Moshe Ben-Yosef, MFT
At a recent LAGPA workshop led by Dr. Mary Andres on the subject of bisexuality, a discussion took place that highlighted some of the struggles that clinicians face in regard to labels of sexual identity. Part of this difficulty is that we work in a field that requires diagnosing and labeling. After all, it is part of our education, it is what managed care demands so reimbursement can be justified, and especially in community based settings where variations of cognitivebehavioral therapy are enforced in order to target and alleviate symptomatic behaviors. However, while individuals who seek treatment regarding concerns about their sexuality or gender identity may exhibit symptomatic behaviors, ultimately their questions are of an existential nature. Given this premise, in what ways can therapists support and validate those questions and give room for the client to find their own answers, without the constraints of labeling?
Not only is labeling and diagnosing an essential part of our field, but from a neurological perspective, humans need to make sense of the world. Assigning labels and grouping achieves the goal of making sense of the things around us. However, the templates we have set up are based on past experiences and knowledge, so that new experiences get aligned with those which most closely resemble them. If we cannot find something with which to compare these new experiences, then we are faced with the task of making new connections and integrating new information. While it is evident that diagnosing and labeling are primary functions, how does that ultimately affect that client who does not feel that they fit within any particular label? How do they go about finding their own truth, and what becomes our role? If someone cannot be labeled, how can they be visible? How do we assist them in creating their own visibility?
As we grow up, are educated and practice in a heteronormative society.

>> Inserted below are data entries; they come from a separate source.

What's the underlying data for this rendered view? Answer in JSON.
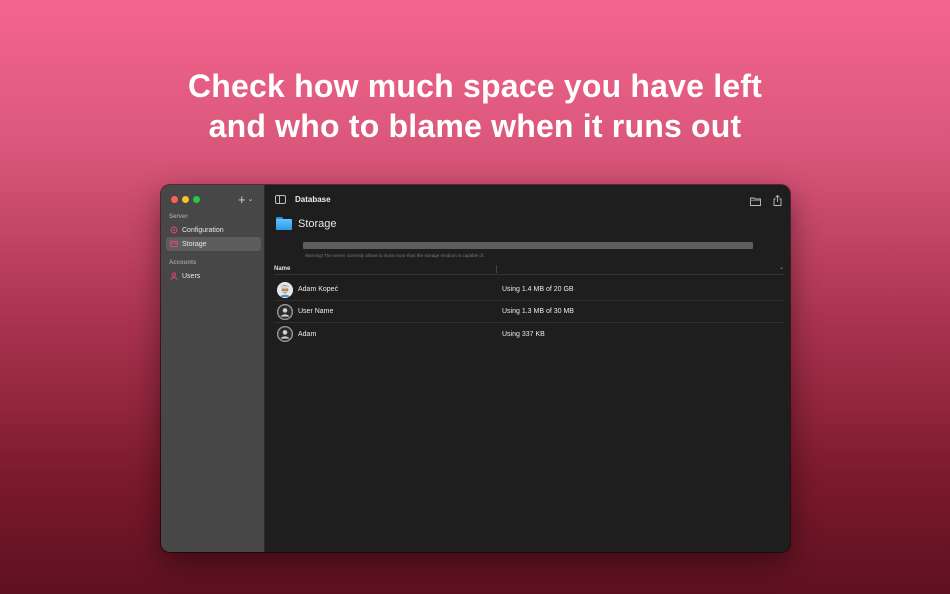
{
  "headline": {
    "line1": "Check how much space you have left",
    "line2": "and who to blame when it runs out"
  },
  "sidebar": {
    "sections": [
      {
        "label": "Server",
        "items": [
          {
            "label": "Configuration",
            "icon": "gear-icon",
            "selected": false
          },
          {
            "label": "Storage",
            "icon": "storage-icon",
            "selected": true
          }
        ]
      },
      {
        "label": "Accounts",
        "items": [
          {
            "label": "Users",
            "icon": "user-icon",
            "selected": false
          }
        ]
      }
    ],
    "add_label": "+"
  },
  "toolbar": {
    "title": "Database"
  },
  "storage": {
    "title": "Storage",
    "warning": "Warning! The server currently allows to store more than the storage medium is capable of.",
    "progress_fraction": 1.0
  },
  "table": {
    "columns": [
      "Name",
      ""
    ],
    "rows": [
      {
        "name": "Adam Kopeć",
        "usage": "Using 1.4 MB of 20 GB",
        "avatar": "memoji-avatar"
      },
      {
        "name": "User Name",
        "usage": "Using 1.3 MB of 30 MB",
        "avatar": "default-avatar"
      },
      {
        "name": "Adam",
        "usage": "Using 337 KB",
        "avatar": "default-avatar"
      }
    ]
  },
  "colors": {
    "accent": "#e9456f",
    "sidebar_bg": "#474748",
    "content_bg": "#1e1e1e"
  }
}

It is easy to overlook blind spots that we may have.
First, it would be worthwhile to address the issue that sexuality and gender are still seen linearly. There is a growing acceptance of fluidity, but even then, the understanding is that it is movement that occurs from one pole to another. My family systems oriented lens leads me to view issues regarding gender and sexuality as more than just linear. For example, instead of viewing a person as “4” on the Kinsey Scale, they can be viewed in a particular dimension of their sexuality sphere. Certainly not seeing past a linear concept can contribute to blind spots, because looking at concepts linearly limits movement to only back and forth.

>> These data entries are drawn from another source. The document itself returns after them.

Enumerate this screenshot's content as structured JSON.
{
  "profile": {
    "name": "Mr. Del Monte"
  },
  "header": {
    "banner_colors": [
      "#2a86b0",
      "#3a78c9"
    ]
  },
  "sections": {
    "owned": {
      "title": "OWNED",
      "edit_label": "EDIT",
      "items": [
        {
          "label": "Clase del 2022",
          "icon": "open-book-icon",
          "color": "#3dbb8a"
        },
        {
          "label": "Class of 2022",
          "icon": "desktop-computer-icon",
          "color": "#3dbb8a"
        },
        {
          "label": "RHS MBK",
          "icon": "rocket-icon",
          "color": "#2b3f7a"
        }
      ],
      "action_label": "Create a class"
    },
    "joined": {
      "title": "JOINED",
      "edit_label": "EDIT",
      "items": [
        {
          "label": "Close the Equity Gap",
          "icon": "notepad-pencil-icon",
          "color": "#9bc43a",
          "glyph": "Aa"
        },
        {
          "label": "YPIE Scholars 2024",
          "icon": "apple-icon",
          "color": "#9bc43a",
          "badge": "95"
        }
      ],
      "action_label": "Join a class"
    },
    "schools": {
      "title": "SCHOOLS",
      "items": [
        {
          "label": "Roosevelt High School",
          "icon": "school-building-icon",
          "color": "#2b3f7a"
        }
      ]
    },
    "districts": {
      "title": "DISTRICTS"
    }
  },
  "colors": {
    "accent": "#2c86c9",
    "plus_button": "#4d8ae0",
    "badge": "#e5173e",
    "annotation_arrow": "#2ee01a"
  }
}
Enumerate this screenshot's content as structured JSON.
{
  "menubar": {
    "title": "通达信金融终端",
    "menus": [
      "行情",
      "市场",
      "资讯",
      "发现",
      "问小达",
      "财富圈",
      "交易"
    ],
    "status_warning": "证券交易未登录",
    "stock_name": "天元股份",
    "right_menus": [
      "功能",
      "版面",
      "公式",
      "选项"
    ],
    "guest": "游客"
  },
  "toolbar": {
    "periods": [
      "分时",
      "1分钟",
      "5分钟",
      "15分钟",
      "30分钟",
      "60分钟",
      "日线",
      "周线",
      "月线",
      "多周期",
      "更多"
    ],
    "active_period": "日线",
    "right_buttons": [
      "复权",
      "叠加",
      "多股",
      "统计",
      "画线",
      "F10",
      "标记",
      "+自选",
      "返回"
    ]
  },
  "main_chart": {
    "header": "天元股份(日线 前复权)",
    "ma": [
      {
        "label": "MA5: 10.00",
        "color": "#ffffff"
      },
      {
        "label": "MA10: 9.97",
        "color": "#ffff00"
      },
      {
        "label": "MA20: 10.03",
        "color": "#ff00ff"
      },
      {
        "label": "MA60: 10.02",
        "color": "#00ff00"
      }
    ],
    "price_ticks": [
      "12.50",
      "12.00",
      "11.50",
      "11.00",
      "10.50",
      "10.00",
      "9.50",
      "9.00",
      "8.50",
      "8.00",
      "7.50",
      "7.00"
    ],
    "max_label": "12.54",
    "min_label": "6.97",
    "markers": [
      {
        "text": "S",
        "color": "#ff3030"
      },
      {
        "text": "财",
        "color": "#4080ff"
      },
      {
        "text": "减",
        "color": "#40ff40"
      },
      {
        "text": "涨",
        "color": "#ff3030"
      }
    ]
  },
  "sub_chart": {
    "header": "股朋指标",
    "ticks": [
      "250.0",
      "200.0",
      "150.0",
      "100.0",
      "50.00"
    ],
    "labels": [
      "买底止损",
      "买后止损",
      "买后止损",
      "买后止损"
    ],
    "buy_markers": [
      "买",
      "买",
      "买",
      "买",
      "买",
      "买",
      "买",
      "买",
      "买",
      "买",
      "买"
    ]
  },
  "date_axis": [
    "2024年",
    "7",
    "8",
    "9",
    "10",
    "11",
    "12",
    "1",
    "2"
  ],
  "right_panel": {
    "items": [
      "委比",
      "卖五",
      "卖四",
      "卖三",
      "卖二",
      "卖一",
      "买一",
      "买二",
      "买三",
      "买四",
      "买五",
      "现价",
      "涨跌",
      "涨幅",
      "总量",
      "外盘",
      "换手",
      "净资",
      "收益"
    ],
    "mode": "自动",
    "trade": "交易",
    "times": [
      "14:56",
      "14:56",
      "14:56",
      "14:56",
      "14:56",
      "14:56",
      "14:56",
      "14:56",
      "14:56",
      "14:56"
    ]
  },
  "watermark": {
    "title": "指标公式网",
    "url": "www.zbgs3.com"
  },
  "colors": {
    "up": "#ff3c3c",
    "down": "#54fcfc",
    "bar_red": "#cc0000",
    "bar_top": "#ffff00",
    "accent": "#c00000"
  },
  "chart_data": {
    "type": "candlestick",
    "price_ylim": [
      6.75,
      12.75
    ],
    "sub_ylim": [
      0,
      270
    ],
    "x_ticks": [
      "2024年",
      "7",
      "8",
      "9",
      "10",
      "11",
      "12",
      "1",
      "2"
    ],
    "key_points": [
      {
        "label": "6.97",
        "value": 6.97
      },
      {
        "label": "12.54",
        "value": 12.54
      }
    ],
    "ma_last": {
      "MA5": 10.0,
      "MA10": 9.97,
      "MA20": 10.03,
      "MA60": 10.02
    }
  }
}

There is also the issue of competency. It would be misleading to assume that any member of the GLBTQ community can treat another member who identifies as GLBTQ or wishes to remain unlabeled. If an individual is only familiar with the labels of GLBTQ and has perceived notions of what each letter within this community acronym is supposed to mean and the behavior that is expected, what are the ramifications in dealing with individuals who do not fit into those preexisting terms and expectations? Without proper training a clinician might not be aware of the blind spots which might prevent them from collaborating with a client on a new truth, as they would try to make sense of behaviors based on past constructs.
There are labels beyond GLBTQ which individuals use to describe the fluidity of their sexuality. In the 1990's Michael Stipe identified himself as queer, and Sophie B. Hawkins as omnisexual. Of course, today there are many more terms which describe fluidity in both gender and sexuality. There is a reason that these new labels are bring created. Individuals are recognizing that current constructs are not only limiting, but by forcing individuals to fit into preexisting boxes in which they do not feel they fit, core parts of their self are being made invisible. What awareness do we have about those terms? How do we balance providing psychoeducation without passing judgment on what is expected?
Clients seek therapy because they are in crisis, and regardless of the situation at the core is usually a question of identity: “Who am I? How will I handle this? What am I supposed to do? And ultimately, will the answers I seek be congruent with the person I am, and the type of action I would like to take?” This is the client's anxiety about their identity. How do we acknowledge its existence while supporting the client's journey to uncover and acknowledge parts of themselves that have been deemed invisible by society? How can we provide a safe, nonjudgmental environment for clients to explore parts that are real to them despite the fact that we may not have a definite label or category to attribute to it? Essentially, what would it take on the part of the clinician to provide the safety and support necessary to allow a client to self identify, be comfortable with that self identification, and feel visible and validated?